They began in March 1991, when George Holliday videotaped a gaggle of police officers kicking Rodney King and beating him with batons after a high-speed freeway chase. It ended, or so most people thought, in 2009 when a federal judge lifted a consent decree that threatened severe sanctions if the LAPD did not reform itself.
The subject of television and movie dramas since the 1960s and Jack Webb's "Dragnet,"--"Just the facts, ma'am"--the LAPD has long been a flash point for controversy. It is the nation's third-largest police force, but has far fewer officers per capita and square mile than the two largest forces, in New York and Chicago. Until about 15 years ago, the department's officers where overwhelmingly white.
A couple of decades of reform seemed to make things better. Officers of color were recruited, and the department worked on community relations. About a year ago, the force nailed one of its own: a female detective who killed her romantic rival in a cold case dating back 26 years.
At the time, officials spoke of an enlightened era in which the new LAPD could investigate the old LAPD. Even the loudest critics had mostly fallen silent in recent years.
Enter Christopher Jordan Dorner, a 33-year-old, 270-pound LAPD washout who is now the most hunted man in America. He is the suspect in three killings and has dredged up the LAPD scandals in a 6,000-word rant addressed to "America" and
"The department has not changed since the Rampart and Rodney King days," he wrote. "It has gotten worse. The consent decree should never have been lifted."
Dorner is angry about being fired by the LAPD. He is articulate and lucid enough to trigger flashbacks to a time not so long ago when patrol officers broke their world into two categories: "blue and everybody else."
It began in March 1991 when King, who died last year, was beaten by three LAPD patrol officers while a supervisor stood by. The officers were tried, and later acquitted of the most serious charges. The LAPD watched as parts of the city erupted in rioting that left 53 dead and damaged $1 billion worth of property.

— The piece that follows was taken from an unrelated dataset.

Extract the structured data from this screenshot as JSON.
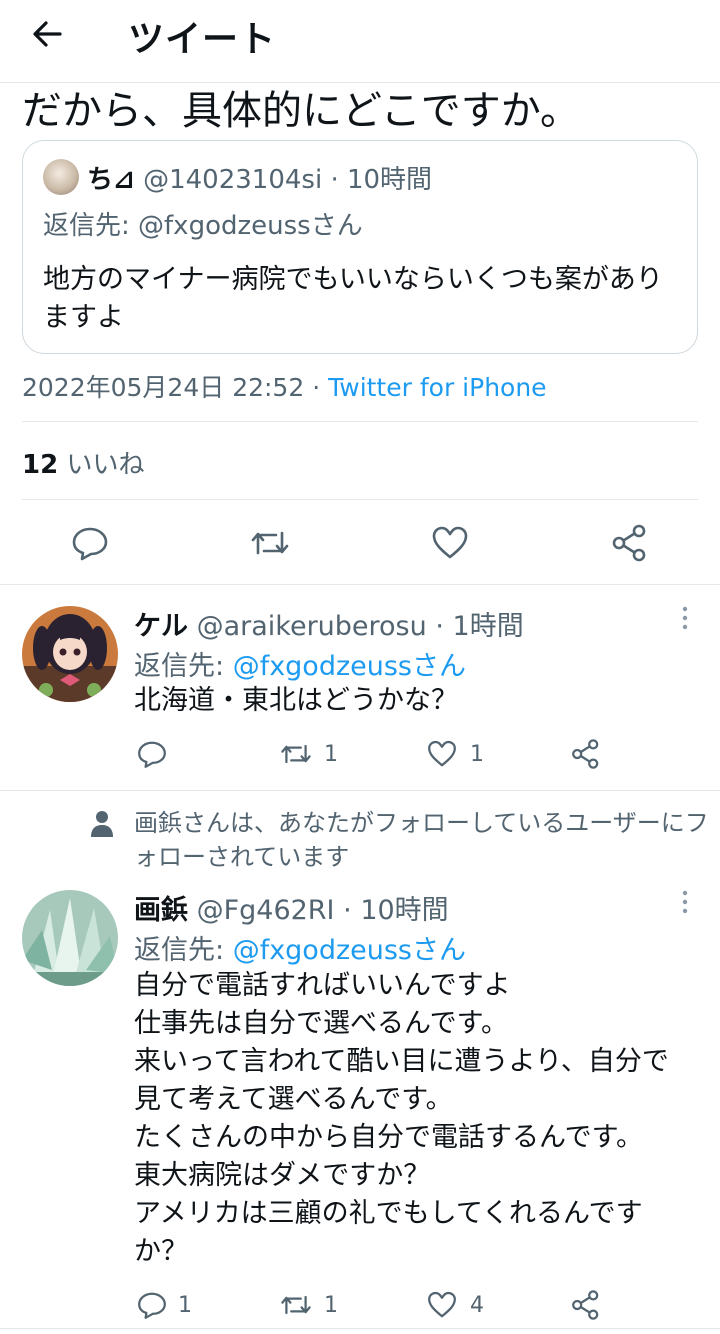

An investigation revealed that racism, brutality and adversarial attitudes were so engrained that it didn't even occur to officers to hide them. The inquiry documented a culture in which cops openly talked with each other about beating suspects--"attitude adjustments," they called it--and labeled a group of African-Americans as "gorillas in the mist," a popular movie title during the Rodney King era.